After a ~15 meter drive to the west along the top of the Greenheugh Pediment, Curiosity is now positioned at an interesting textural transition within the pediment’s surface units. Quite a large amount of the pediment is dominated by a washboard-like pattern at the surface that can be easily observed from orbit, while the region Curiosity ascended onto the pediment surface is rugged yet lacks those clear washboard-like features. With this latest drive, Curiosity is now positioned at the transition between these two surface units, and the team is continuing to assess the traversability of this units.

With this new vantage point, the plan is for Curiosity to spend the weekend characterizing the different morphological features observed on top of the pediment.
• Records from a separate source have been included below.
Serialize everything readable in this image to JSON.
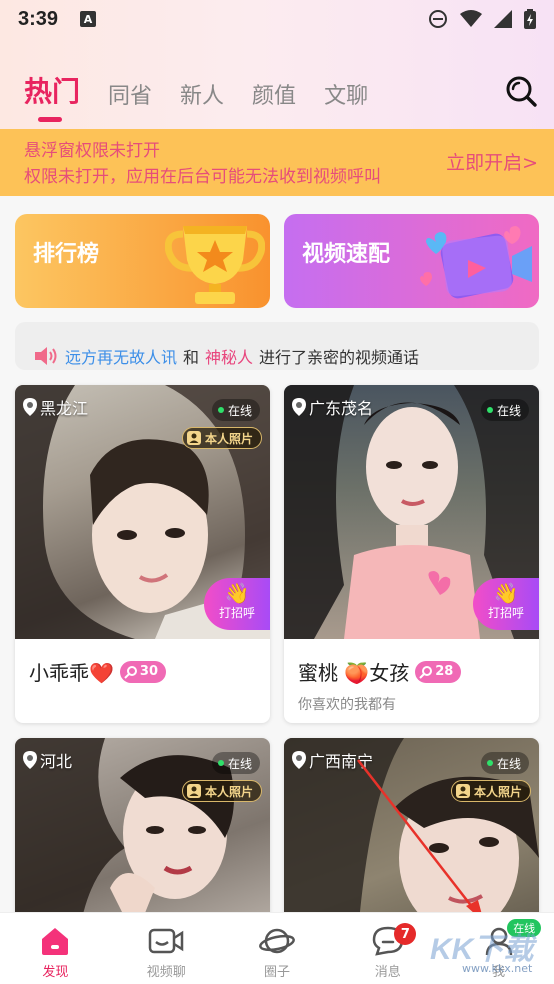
{
  "status_bar": {
    "time": "3:39",
    "a_icon": "A"
  },
  "tabs": [
    {
      "label": "热门",
      "active": true
    },
    {
      "label": "同省"
    },
    {
      "label": "新人"
    },
    {
      "label": "颜值"
    },
    {
      "label": "文聊"
    }
  ],
  "notice": {
    "line1": "悬浮窗权限未打开",
    "line2": "权限未打开，应用在后台可能无法收到视频呼叫",
    "action": "立即开启>"
  },
  "features": {
    "rank_label": "排行榜",
    "video_label": "视频速配"
  },
  "broadcast": {
    "user1": "远方再无故人讯",
    "and": "和",
    "user2": "神秘人",
    "text": "进行了亲密的视频通话"
  },
  "cards": [
    {
      "location": "黑龙江",
      "online": "在线",
      "verified": "本人照片",
      "greet": "打招呼",
      "name": "小乖乖❤️",
      "level": "30",
      "sub": ""
    },
    {
      "location": "广东茂名",
      "online": "在线",
      "verified": "本人照片",
      "greet": "打招呼",
      "name": "蜜桃 🍑女孩",
      "level": "28",
      "sub": "你喜欢的我都有"
    },
    {
      "location": "河北",
      "online": "在线",
      "verified": "本人照片"
    },
    {
      "location": "广西南宁",
      "online": "在线",
      "verified": "本人照片"
    }
  ],
  "nav": [
    {
      "label": "发现",
      "icon": "home-icon",
      "active": true
    },
    {
      "label": "视频聊",
      "icon": "video-camera-icon"
    },
    {
      "label": "圈子",
      "icon": "planet-icon"
    },
    {
      "label": "消息",
      "icon": "chat-bubble-icon",
      "badge": "7"
    },
    {
      "label": "我",
      "icon": "user-icon",
      "status": "在线"
    }
  ],
  "watermark": {
    "logo": "KK下载",
    "url": "www.kkx.net"
  },
  "colors": {
    "accent": "#e8245f",
    "notice_bg": "#fdc257",
    "notice_text": "#e64d7a",
    "online_green": "#22c55e"
  }
}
The weekend plan will start with several Mastcam imaging sequences designed to characterize the washboarding that is observed in the landscape ahead of the rover. The terrain’s small-scale roughness and oriented ventifacted rocks led the Science Team to informally refer to these textures as “gator-back terrain” (see image). Curiosity will also perform two ChemCam LIBS analyses on two different targets - a smooth outcrop target named “Macmerry” and a rougher knobby target named “Ochiltree.” After a ChemCam passive sky observation around midday on sol 3419, Curiosity will unstow her arm to conduct an APXS integration on the outcrop target named “Blackadder” and an overnight APXS measurement to characterize the martian atmosphere. Finally, on the sol 3420, Curiosity will complete her Mastcam and ChemCam observations (including a long-distance remote imaging mosaic) before embarking on a planned ~35 meter drive to the west to continue the investigation of the pediment and the interesting surface textures found on its surface.